Helping business people understand the importance of shipping and the life of those working on the ships is one way to build the relationships. Without taking that time to find connections, and build understanding, motivating support will be difficult. Show people how they already benefit from seafarers’ sacrifices. This takes building and telling your story, and it also takes growing relationships person to person (even if it is behind a mask). Big events are wonderful, but they are only as good as the awareness and engagement of the people who attend them. Stories are essential to building awareness, and creating compassionate generosity is crucial if ministries to seafarers are to continue in smaller locations.

Fundraising doesn’t require professionals; it requires people willing to spend time and energy to connect and tell. Why not reach out to local churches to ask for a segment in their live-stream gatherings? There are some wonderful videos about seafarers that can open the door, including ones that NAMMA has produced. You can also make your own. Why not ask local merchants if you can have a display of thanks to seafarers in the store’s lobby for a week or a few days, to reach consumers with the story and need? Our local schools and youth sports teams do it around Christmas and Valentine’s Day; why can’t we?

Key Concepts of Fundraising

Now is the time to build a foundation for funding the mission in new and personal ways. As we do, let’s not forget some important concepts important to fundraising that have weathered the test of time and change.

1. ASK FOR MONEY!!! If you don’t, they won’t. Expect the unexpected: don’t presume you know who will and won’t donate when they hear your story. Not every request will be granted, and some will come from the most surprising people.

2. Seek partnerships before funds. Whatever else you might learn about fundraising, your basic principle should be working with the people; not the institutions, foundations, or corporations. If you are making your case to a church or a company, identify the people there who are most likely to be receptive. Ask, “How can I connect with this person as a partner?” By the same token, show them how your ministry’s work is itself about people: tell them about the seafarers and their families, not ships and industries.

3. Dedicate thought, time, and energy to building relationships. Effective, long-term approaches are not cookie-cutter. Solid relationships of support come from ongoing conversation, sharing, and gratitude. Partnership is a two-way street, so take the same kind of interest in what your potential donor wants to support as you want them to take in your ministry. Learn about who you are going to talk to ahead of time.
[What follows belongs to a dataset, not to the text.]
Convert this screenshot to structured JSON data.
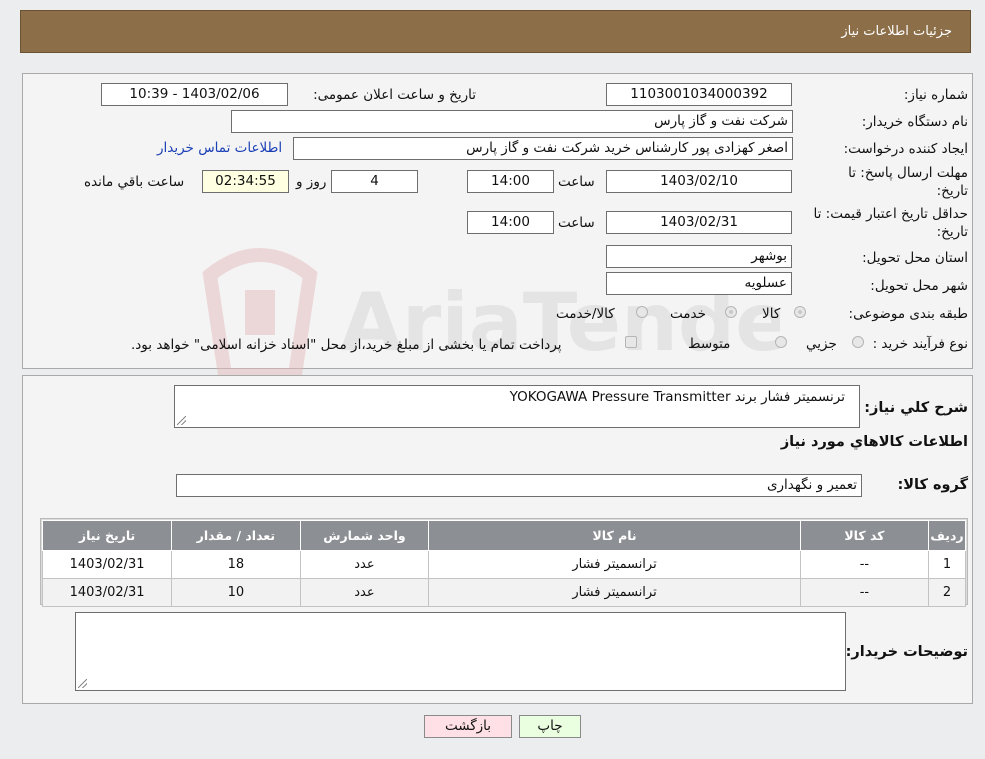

Make a plan, make a call, make friends.

4. Be sure you can respond to the inevitable question: “What have you been doing since ports have been shut down?” Share stories of your day and continuing ministry and how they are important.

5. Remember who the true Provider is. Approach building new relationships with peace in your heart, not panic. You are offering potential donors something good: an opportunity to show compassion that may grow into true fellowship. If God wants this ministry to continue, he will find a way to support it through those who see the value of what we do – not those we hustle into it with salesmanship.

None of this requires professionalism, just purposeful effort as you build bridges with people. Even small seafarers’ centers can reach out to build partnerships, one at a time. Every port is unique and full of unique potential stakeholders, so get to know them and how to reach out to them. Why not spend this pandemic time preparing for the time partners can join you in this amazing ministry to seafarers?

Bio: The Rev. J. Loring Carpenter was ordained to the ministry in the American Baptist Churches United States in 1972. He served as Executive Director of Seafarers’ Friend, Boston from 2005-2013 and Interim Executive Director of NAMMA from July 2011 to July 2013. He was a Certified Fund Raising Executive from 1998 until his retirement in 2017 and has been Senior Coach/Consultant at Transforming Strategies since January 2000.

Photo: Copyright David Rider, used with permission.


NAMMA members receive a print copy of The MARE Report, NAMMA’s annual magazines for seafarer’s welfare professionals